Histone deacetylase (HDAC)7 is expressed in the early stages of embryonic development and may play a role in endothelial function. This study aimed to investigate the role of HDAC7 in endothelial cell (EC) proliferation and growth and the underlying mechanism. Overexpression of HDAC7 by adenoviral gene transfer suppressed human umbilical vein endothelial cell (HUVEC) proliferation by preventing nuclear translocation of beta-catenin and downregulation of T-cell factor-1/Id2 (inhibitor of DNA binding 2) and cyclin D1, leading to G(1) phase elongation. Further assays with the TOPFLASH reporter and quantitative RT-PCR for other beta-catenin target genes such as Axin2 confirmed that overexpression of HDAC7 decreased beta-catenin activity. Knockdown of HDAC7 by lentiviral short hairpin RNA transfer induced beta-catenin nuclear translocation but downregulated cyclin D1, cyclin E1 and E2F2, causing HUVEC hypertrophy. Immunoprecipitation assay and mass spectrometry analysis revealed that HDAC7 directly binds to beta-catenin and forms a complex with 14-3-3 epsilon, zeta, and eta proteins. Vascular endothelial growth factor treatment induced HDAC7 degradation via PLCgamma-IP3K (phospholipase Cgamma-inositol-1,4,5-trisphosphate kinase) signal pathway and partially rescued HDAC7-mediated suppression of proliferation.
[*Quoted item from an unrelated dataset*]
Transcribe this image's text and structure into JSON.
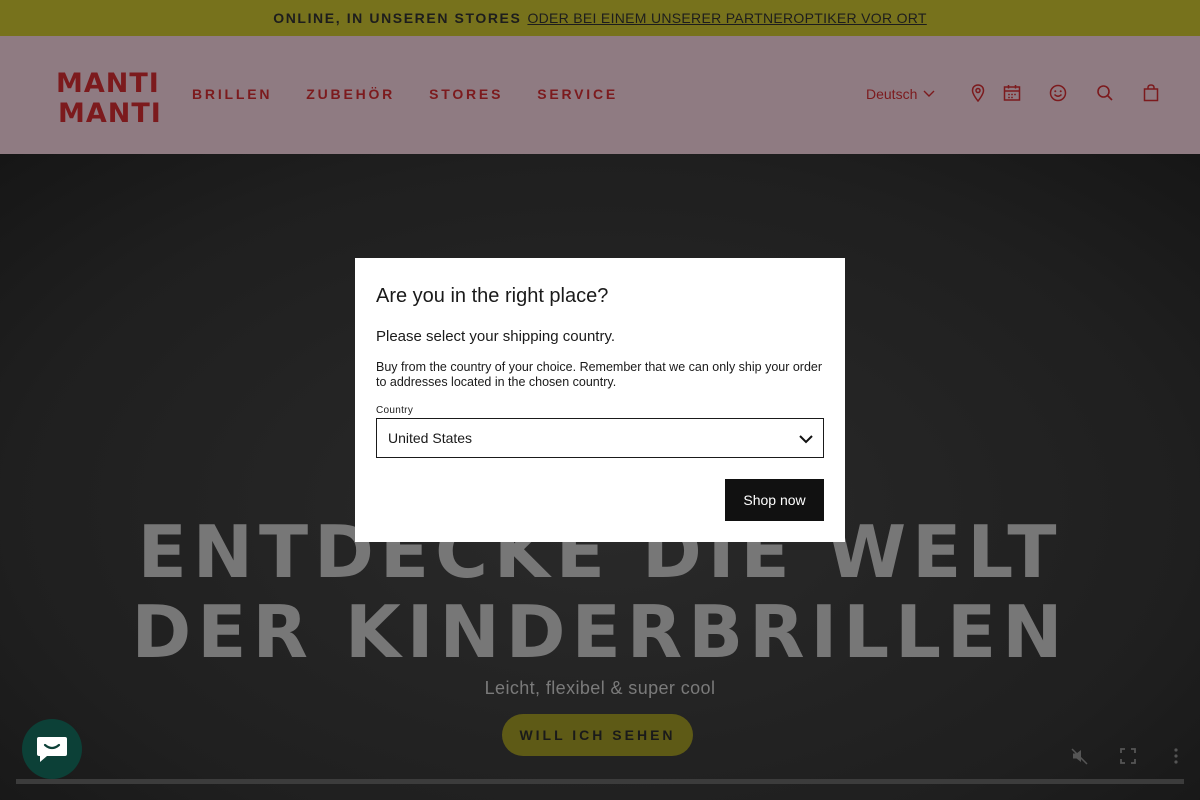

Moreover, vascular endothelial growth factor stimulation suppressed the binding of HDAC7 with beta-catenin, disrupting the complex and releasing beta-catenin to translocate into the nucleus. These findings demonstrate that HDAC7 interacts with beta-catenin keeping ECs in a low proliferation stage and provides a novel insight into the mechanism of HDAC7-mediated signal pathways leading to endothelial growth.